- About this exercise
Once you have read the data below, set it all down again exactly.

Working data Start Marker

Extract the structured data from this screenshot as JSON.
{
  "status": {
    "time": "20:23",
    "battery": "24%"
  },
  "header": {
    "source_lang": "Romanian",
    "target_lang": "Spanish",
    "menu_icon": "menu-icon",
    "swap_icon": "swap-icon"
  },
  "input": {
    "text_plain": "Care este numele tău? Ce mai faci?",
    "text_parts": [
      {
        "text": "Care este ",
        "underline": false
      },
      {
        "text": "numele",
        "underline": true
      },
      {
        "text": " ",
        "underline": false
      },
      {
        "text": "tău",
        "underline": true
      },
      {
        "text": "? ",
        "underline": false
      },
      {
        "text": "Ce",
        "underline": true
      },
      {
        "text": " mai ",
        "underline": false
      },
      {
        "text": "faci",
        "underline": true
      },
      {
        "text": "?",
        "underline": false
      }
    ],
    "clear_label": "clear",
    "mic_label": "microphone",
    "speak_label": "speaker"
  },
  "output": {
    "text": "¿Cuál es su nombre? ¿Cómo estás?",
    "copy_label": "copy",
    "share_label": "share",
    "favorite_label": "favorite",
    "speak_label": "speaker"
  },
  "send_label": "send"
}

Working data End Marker

- Task output
Extract the structured data from this screenshot as JSON.
{
  "status": {
    "time": "20:23",
    "battery": "24%"
  },
  "header": {
    "source_lang": "Romanian",
    "target_lang": "Spanish",
    "menu_icon": "menu-icon",
    "swap_icon": "swap-icon"
  },
  "input": {
    "text_plain": "Care este numele tău? Ce mai faci?",
    "text_parts": [
      {
        "text": "Care este ",
        "underline": false
      },
      {
        "text": "numele",
        "underline": true
      },
      {
        "text": " ",
        "underline": false
      },
      {
        "text": "tău",
        "underline": true
      },
      {
        "text": "? ",
        "underline": false
      },
      {
        "text": "Ce",
        "underline": true
      },
      {
        "text": " mai ",
        "underline": false
      },
      {
        "text": "faci",
        "underline": true
      },
      {
        "text": "?",
        "underline": false
      }
    ],
    "clear_label": "clear",
    "mic_label": "microphone",
    "speak_label": "speaker"
  },
  "output": {
    "text": "¿Cuál es su nombre? ¿Cómo estás?",
    "copy_label": "copy",
    "share_label": "share",
    "favorite_label": "favorite",
    "speak_label": "speaker"
  },
  "send_label": "send"
}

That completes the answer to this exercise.